La’ititi an ASCC student at the time of the incident, faced second degree assault, to which he pled guilty, as part of the plea agreement. According to the government’s case, police responded to a fight at ASCC. The security at ASCC told police one student from Fatu ma Futi was crossing the road to catch a bus home when the Vaitogi kids came over and beat him up. 

It's alleged the victim ran to help his friend, when he was stabbed by Petita.

The government claims that after the defendant stabbed the victim in the back of his left bicep with a pocket knife, the defendant ran towards his classroom at ASCC and hid there.

The security approached the defendant and asked him for the pocket knife, which was later turned into evidence by police.

Several witnesses told police the defendant was making threatening gestures at them by forming his fingers in the shape of a gun and shooting it at them and the defendant also slid his finger across his throat gesturing that he was going to slit their throats. 

The victim was taken to the hospital, where he was admitted to the Surgical Ward to undergo an operation on his arm due to torn ligaments and tendons in his left bicep.


Felony assault has been filed against Maua Lesoapule of Se’etaga in addition to the public peace disturbance charge surrounding an incident that occurred last week.

According to the government’s case, on Oct. 18, 2012 police received a call from a male child requesting police assistance in Se’etaga. Police responded and met with one of the victims, who claimed the defendant was consuming alcohol while preparing umu.

The defendant got into an argument with his sister and allegedly ended up throwing a breadfruit at her and later punching her.

According to court filings, the husband’s sister attempted to stop the altercation, however the defendant then punched his brother-in-law in the eye.

The defendant, who was furious, allegedly damaged items inside the house and then fetched a machete and threatened his brother-in-law.

The government is conducting more investigation into this matter to determine if additional charges should be filed against the defendant.

A preliminary examination hearing has been scheduled for later this week.


Jordan Otemai, who fought his case in a jury trial on one count of interfering with a police arrest was found guilty following a jury trial in the District Court. Otemai a 19-year-old man is accused of interfering with police when police officers responded to a big fight in Pago Pago in June, this year.  

Following the guilty verdict, which had been rendered by an all woman jury, the defendant was sentenced to eight months probation, under the condition that he apologize to the police officers who responded to break up the fight.

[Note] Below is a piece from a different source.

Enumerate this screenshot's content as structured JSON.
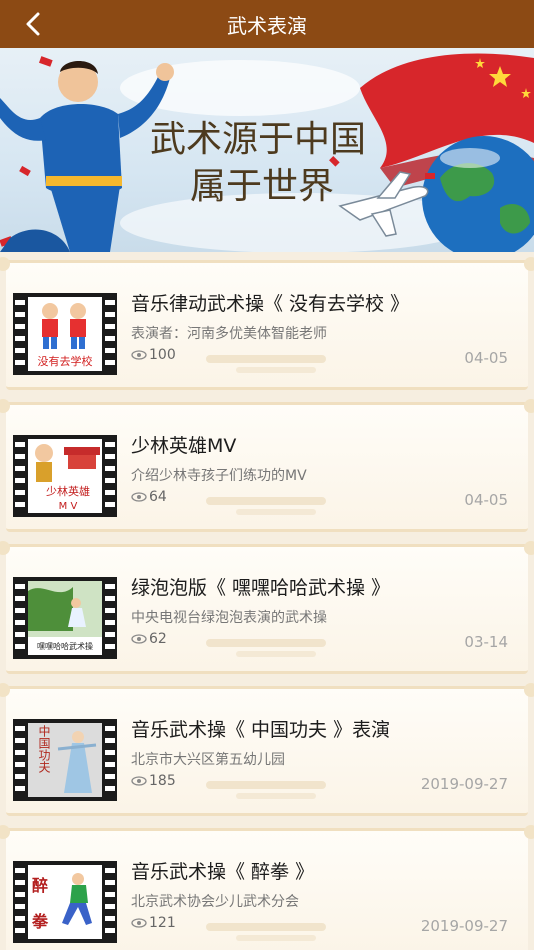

Lead investigator Iapani Tiumalu Jr, testified that the defendant grabbed his shoulder during two separate incidents when he tried to arrest a man who was encouraging the crowd to assault the police officers and more officers were called to the scene as the four who first responded were outnumbered.

The defendant was also ordered to pay a fine of $200 and undergo and successfully complete alcohol counseling.